14 Jan 2015

The latest Cafcass statistics on private law demand, released on 14 January, reflect the impact of the past few years of change in the family justice system, say children law experts from family law organisation Resolution.

Resolution spokesperson Simon Bethel, who leads Resolution’s work on child law policy, comments:

“The Cafcass figures from April 2014 onwards show a month-on-month reduction in applications issued. This coincides with the introduction of compulsory Mediation Information and Assessment Meetings (MIAMs) on 22 April 2014. This could mean one of two things. First, either the cost or inconvenience associated with this extra hurdle is putting people off the application process altogether, leading to potentially loss of contact between children and non-resident parents. Or, on a more positive note, it could mean that more cases are being kept out of court as they have been successfully resolved through mediation. With the latest MoJ statistics showing that mediation is on the increase one must hope this is a positive development. We’re working with Resolution’s family lawyers and mediators to gather data on mediation numbers and the impact of MIAMs to determine whether the Government’s push to promote out of court dispute resolution for family matters is beginning to have an impact.”

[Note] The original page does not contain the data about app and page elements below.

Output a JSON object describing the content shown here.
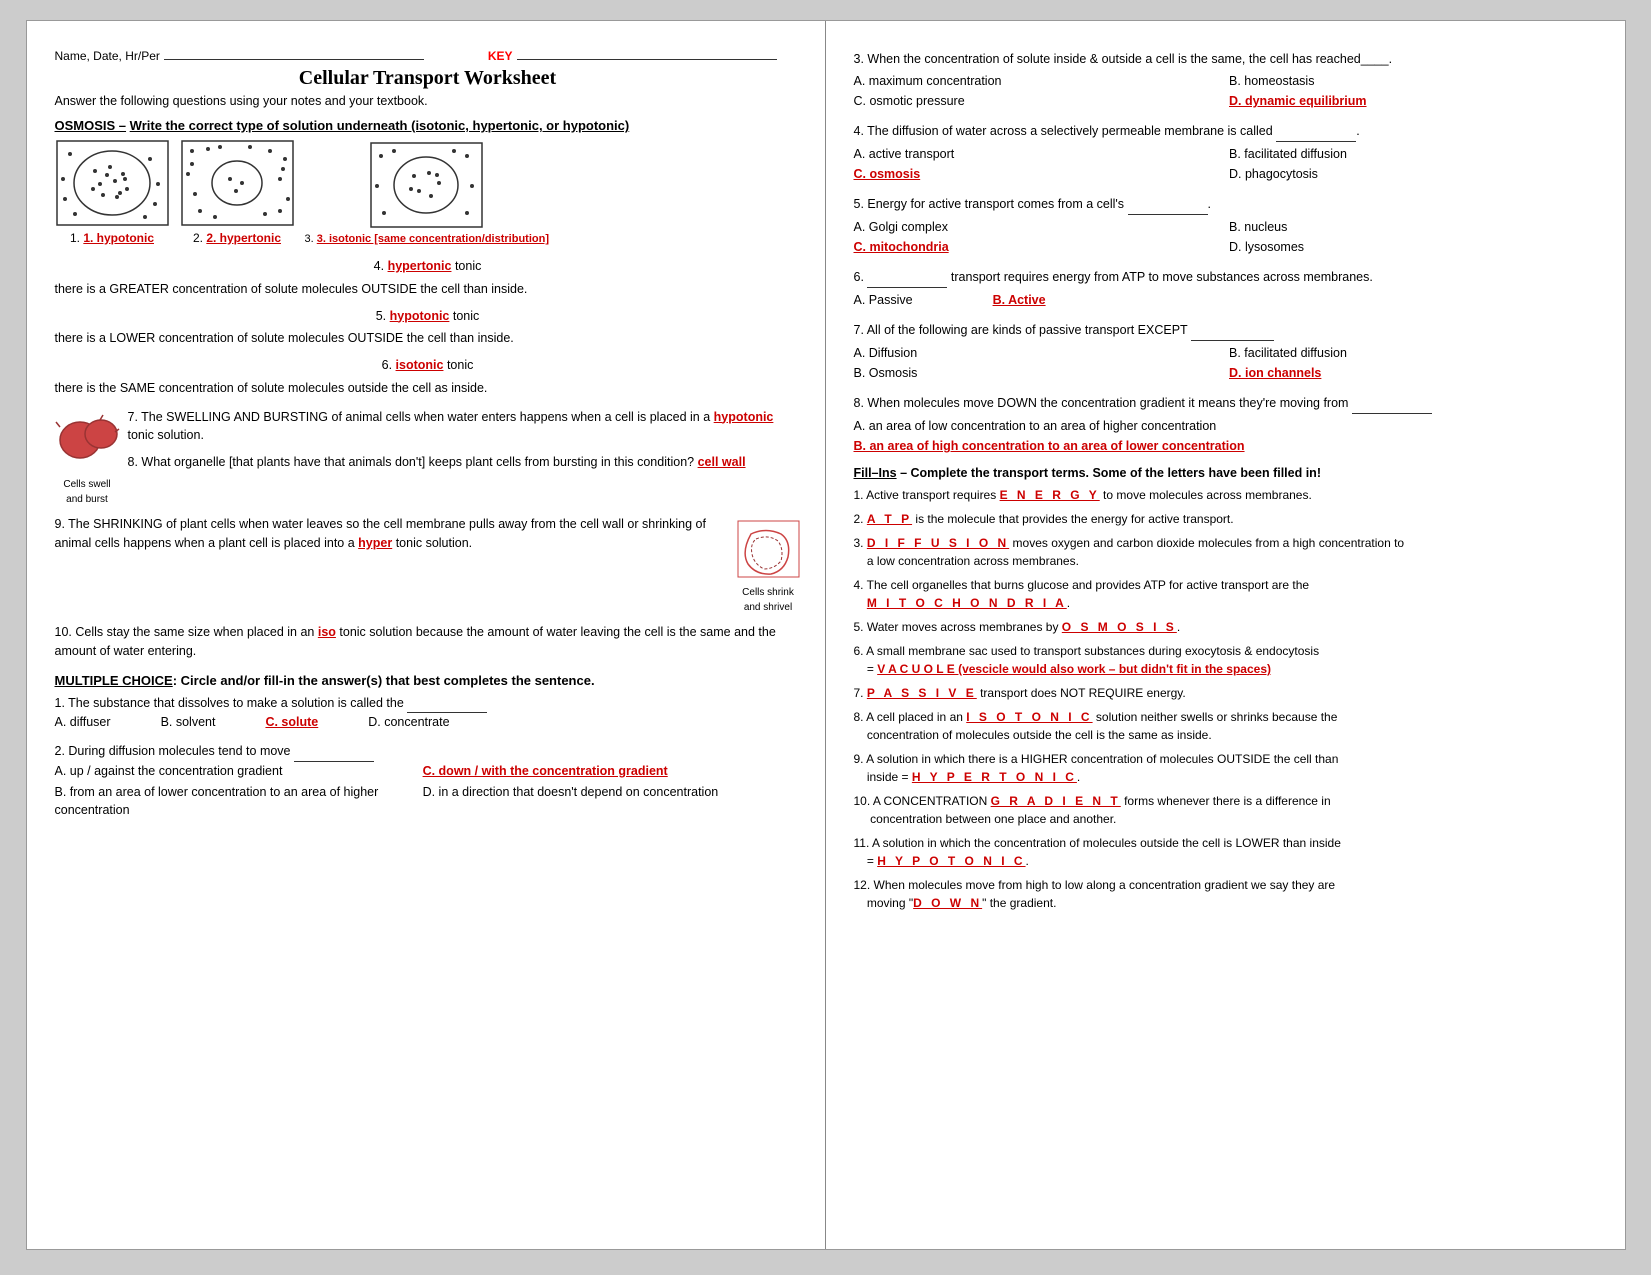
{
  "left": {
    "name_label": "Name, Date, Hr/Per",
    "key_label": "KEY",
    "title": "Cellular Transport Worksheet",
    "subtitle": "Answer the following questions using your notes and your textbook.",
    "osmosis_header": "OSMOSIS –",
    "osmosis_instruction": " Write the correct type of solution underneath (isotonic, hypertonic, or hypotonic)",
    "diagram1_label": "1. hypotonic",
    "diagram2_label": "2. hypertonic",
    "diagram3_label": "3. isotonic [same concentration/distribution]",
    "q4_text": "4.",
    "q4_answer": "hypertonic",
    "q4_rest": "tonic",
    "q4_detail": "there is a GREATER concentration of solute molecules OUTSIDE the cell than inside.",
    "q5_text": "5.",
    "q5_answer": "hypotonic",
    "q5_rest": "tonic",
    "q5_detail": "there is a LOWER concentration of solute molecules OUTSIDE the cell than inside.",
    "q6_text": "6.",
    "q6_answer": "isotonic",
    "q6_rest": "tonic",
    "q6_detail": "there is the SAME concentration of solute molecules outside the cell as inside.",
    "q7_text": "7. The SWELLING AND BURSTING of animal cells when water enters happens when a cell is placed in a",
    "q7_answer": "hypotonic",
    "q7_end": "tonic solution.",
    "cells_swell_label": "Cells swell\nand burst",
    "q8_text": "8. What organelle [that plants have that animals don't] keeps plant cells from bursting in this condition?",
    "q8_answer": "cell wall",
    "q9_text": "9. The SHRINKING of plant cells when water leaves so the cell membrane pulls away from the cell wall or shrinking of animal cells happens when a plant cell is placed into a",
    "q9_answer": "hyper",
    "q9_end": "tonic solution.",
    "cells_shrink_label": "Cells shrink\nand shrivel",
    "q10_text": "10. Cells stay the same size when placed in an",
    "q10_answer": "iso",
    "q10_end": "tonic solution because the amount of water leaving the cell is the same and the amount of water entering.",
    "mc_header": "MULTIPLE CHOICE",
    "mc_instruction": ": Circle and/or fill-in the answer(s) that best completes the sentence.",
    "mc1_q": "1. The substance that dissolves to make a solution is called the",
    "mc1_a": "A. diffuser",
    "mc1_b": "B. solvent",
    "mc1_c": "C. solute",
    "mc1_d": "D. concentrate",
    "mc2_q": "2. During diffusion molecules tend to move",
    "mc2_a_label": "A. up / against the concentration gradient",
    "mc2_b_label": "B.  from an area of lower concentration to an area of higher concentration",
    "mc2_c_label": "C. down / with the concentration gradient",
    "mc2_d_label": "D. in a direction that doesn't depend on concentration"
  },
  "right": {
    "q3_text": "3. When the concentration of solute inside & outside a cell is the same, the cell has reached",
    "q3_blank": "____",
    "q3_a": "A. maximum concentration",
    "q3_b": "B. homeostasis",
    "q3_c": "C. osmotic pressure",
    "q3_d": "D. dynamic equilibrium",
    "q4_text": "4. The diffusion of water across a selectively permeable membrane is called",
    "q4_blank": "________________",
    "q4_a": "A. active transport",
    "q4_b": "B. facilitated diffusion",
    "q4_c": "C. osmosis",
    "q4_d": "D. phagocytosis",
    "q5_text": "5. Energy for active transport comes from a cell's",
    "q5_blank": "__________________",
    "q5_a": "A. Golgi complex",
    "q5_b": "B. nucleus",
    "q5_c": "C. mitochondria",
    "q5_d": "D. lysosomes",
    "q6_text": "6.",
    "q6_blank": "_______________",
    "q6_rest": "transport requires energy from ATP to move substances across membranes.",
    "q6_a": "A. Passive",
    "q6_b": "B. Active",
    "q7_text": "7. All of the following are kinds of passive transport EXCEPT",
    "q7_blank": "__________________________",
    "q7_a": "A.  Diffusion",
    "q7_b": "B.  facilitated diffusion",
    "q7_c": "B.  Osmosis",
    "q7_d": "D. ion channels",
    "q8_text": "8. When molecules move DOWN the concentration gradient it means they're moving from",
    "q8_blank": "_____",
    "q8_a": "A. an area of low concentration to an area of higher concentration",
    "q8_b": "B. an area of high concentration to an area of lower concentration",
    "fill_header": "Fill–Ins",
    "fill_instruction": "– Complete the transport terms. Some of the letters have been filled in!",
    "fill1": "1. Active transport requires _E N E R G Y_ to move molecules across membranes.",
    "fill2": "2. _A T P_ is the molecule that provides the energy for active transport.",
    "fill3": "3. _D I F F U S I O N_ moves oxygen and carbon dioxide molecules from a high concentration to a low concentration across membranes.",
    "fill4_pre": "4. The cell organelles that burns glucose and provides ATP for active transport are the",
    "fill4_ans": "_M I T O C H O N D R I A_.",
    "fill5_pre": "5. Water moves across membranes by _O S M O S I S_.",
    "fill6_pre": "6. A small membrane sac used to transport substances during exocytosis & endocytosis",
    "fill6_ans": "= _V A C U O L E (vescicle would also work – but didn't fit in the spaces)",
    "fill7": "7. _P A S S I V E_ transport does NOT REQUIRE energy.",
    "fill8_pre": "8. A cell placed in an _I S O T O N I C_ solution neither swells or shrinks because the concentration of molecules outside the cell is the same as inside.",
    "fill9_pre": "9. A solution in which there is a HIGHER concentration of molecules OUTSIDE the cell than inside  = _H Y P E R T O N I C_.",
    "fill10_pre": "10. A CONCENTRATION _G R A D I E N T_ forms whenever there is a difference in concentration between one place and another.",
    "fill11_pre": "11. A solution in which the concentration of molecules outside the cell is LOWER than inside = _H Y P O T O N I C_.",
    "fill12_pre": "12. When molecules move from high to low along a concentration gradient we say they are moving \"D O W N\" the gradient."
  }
}
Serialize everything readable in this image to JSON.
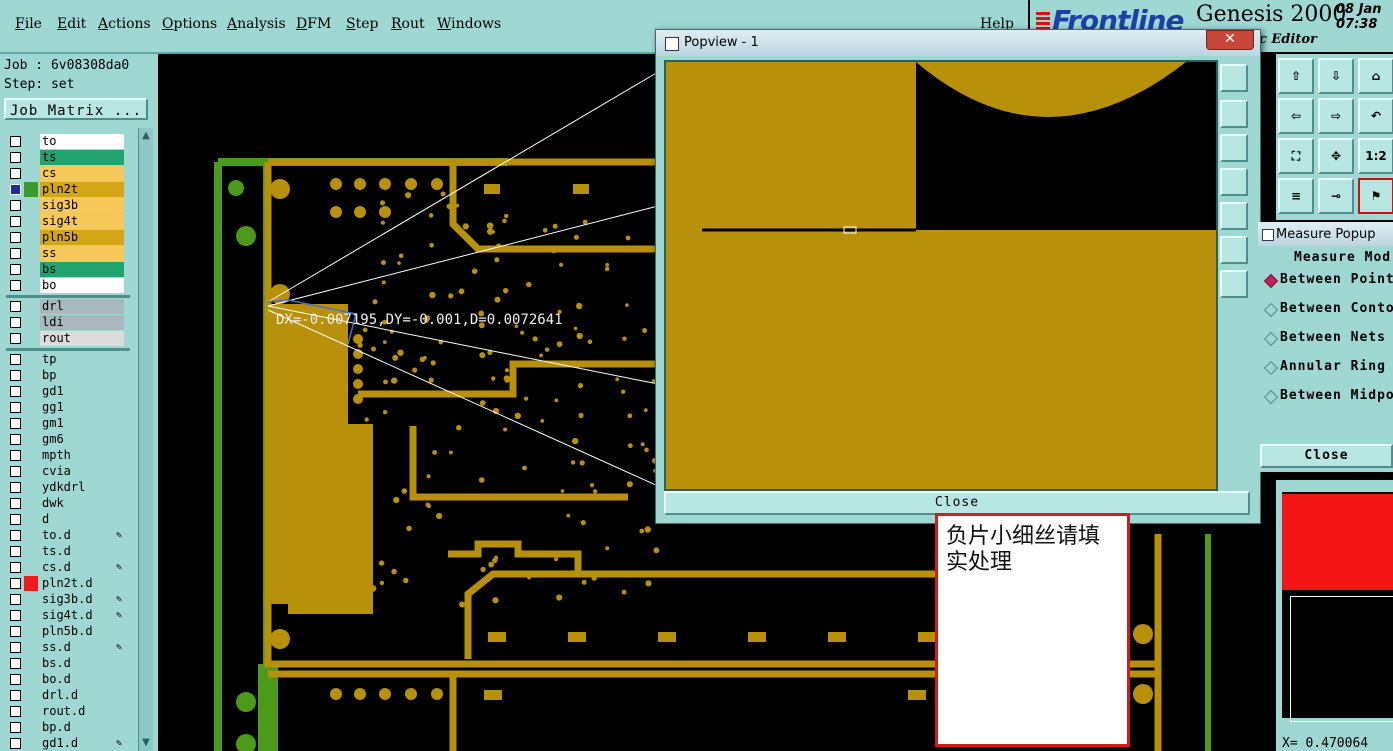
{
  "menu": {
    "items": [
      "File",
      "Edit",
      "Actions",
      "Options",
      "Analysis",
      "DFM",
      "Step",
      "Rout",
      "Windows"
    ],
    "help": "Help"
  },
  "brand": {
    "logo": "Frontline",
    "title": "Genesis 2000",
    "date": "08 Jan",
    "time": "07:38",
    "editor": "ic Editor"
  },
  "job": {
    "job_line": "Job : 6v08308da0",
    "step_line": "Step: set",
    "matrix_button": "Job Matrix ..."
  },
  "layers": {
    "signal": [
      {
        "name": "to",
        "color": "#ffffff",
        "swatch": "#9fd7d3"
      },
      {
        "name": "ts",
        "color": "#20a36f",
        "swatch": "#9fd7d3"
      },
      {
        "name": "cs",
        "color": "#f7c85a",
        "swatch": "#9fd7d3"
      },
      {
        "name": "pln2t",
        "color": "#d4a517",
        "swatch": "#3a9a2c",
        "active": true
      },
      {
        "name": "sig3b",
        "color": "#f7c85a",
        "swatch": "#9fd7d3"
      },
      {
        "name": "sig4t",
        "color": "#f7c85a",
        "swatch": "#9fd7d3"
      },
      {
        "name": "pln5b",
        "color": "#d4a517",
        "swatch": "#9fd7d3"
      },
      {
        "name": "ss",
        "color": "#f7c85a",
        "swatch": "#9fd7d3"
      },
      {
        "name": "bs",
        "color": "#20a36f",
        "swatch": "#9fd7d3"
      },
      {
        "name": "bo",
        "color": "#ffffff",
        "swatch": "#9fd7d3"
      }
    ],
    "drill": [
      {
        "name": "drl",
        "color": "#a8b8bd",
        "swatch": "#9fd7d3"
      },
      {
        "name": "ldi",
        "color": "#a8b8bd",
        "swatch": "#9fd7d3"
      },
      {
        "name": "rout",
        "color": "#dcdcdc",
        "swatch": "#9fd7d3"
      }
    ],
    "misc": [
      {
        "name": "tp",
        "edit": false
      },
      {
        "name": "bp",
        "edit": false
      },
      {
        "name": "gd1",
        "edit": false
      },
      {
        "name": "gg1",
        "edit": false
      },
      {
        "name": "gm1",
        "edit": false
      },
      {
        "name": "gm6",
        "edit": false
      },
      {
        "name": "mpth",
        "edit": false
      },
      {
        "name": "cvia",
        "edit": false
      },
      {
        "name": "ydkdrl",
        "edit": false
      },
      {
        "name": "dwk",
        "edit": false
      },
      {
        "name": "d",
        "edit": false
      },
      {
        "name": "to.d",
        "edit": true
      },
      {
        "name": "ts.d",
        "edit": false
      },
      {
        "name": "cs.d",
        "edit": true
      },
      {
        "name": "pln2t.d",
        "edit": false,
        "swatch": "#f01a1a"
      },
      {
        "name": "sig3b.d",
        "edit": true
      },
      {
        "name": "sig4t.d",
        "edit": true
      },
      {
        "name": "pln5b.d",
        "edit": false
      },
      {
        "name": "ss.d",
        "edit": true
      },
      {
        "name": "bs.d",
        "edit": false
      },
      {
        "name": "bo.d",
        "edit": false
      },
      {
        "name": "drl.d",
        "edit": false
      },
      {
        "name": "rout.d",
        "edit": false
      },
      {
        "name": "bp.d",
        "edit": false
      },
      {
        "name": "gd1.d",
        "edit": true
      }
    ]
  },
  "measurement": {
    "readout": "DX=-0.007195,DY=-0.001,D=0.0072641"
  },
  "popview": {
    "title": "Popview - 1",
    "close_label": "Close",
    "close_x": "✕"
  },
  "measure_popup": {
    "title": "Measure Popup",
    "mode_label": "Measure Mod",
    "options": [
      {
        "label": "Between Point",
        "selected": true
      },
      {
        "label": "Between Conto",
        "selected": false
      },
      {
        "label": "Between Nets",
        "selected": false
      },
      {
        "label": "Annular Ring",
        "selected": false
      },
      {
        "label": "Between Midpo",
        "selected": false
      }
    ],
    "close_label": "Close"
  },
  "right_tools": {
    "scale_label": "1:2"
  },
  "overview": {
    "coord": "X= 0.470064"
  },
  "note": {
    "text": "负片小细丝请填实处理"
  },
  "colors": {
    "panel": "#9fd7d3",
    "copper": "#b8900a",
    "board_outline": "#4c9a1a",
    "highlight": "#f01a1a"
  }
}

Resolution is currently conducting research with its members on the impact of the sweeping April 2014 reforms to family justice. In a survey of Resolution members about the first quarter from the introduction of the reforms, many family justice professionals believed that compulsory MIAMs were initially having little effect on mediation figures. 54% reported that only up to a quarter of all cases where a MIAM was attended proceeded to mediation and agreement.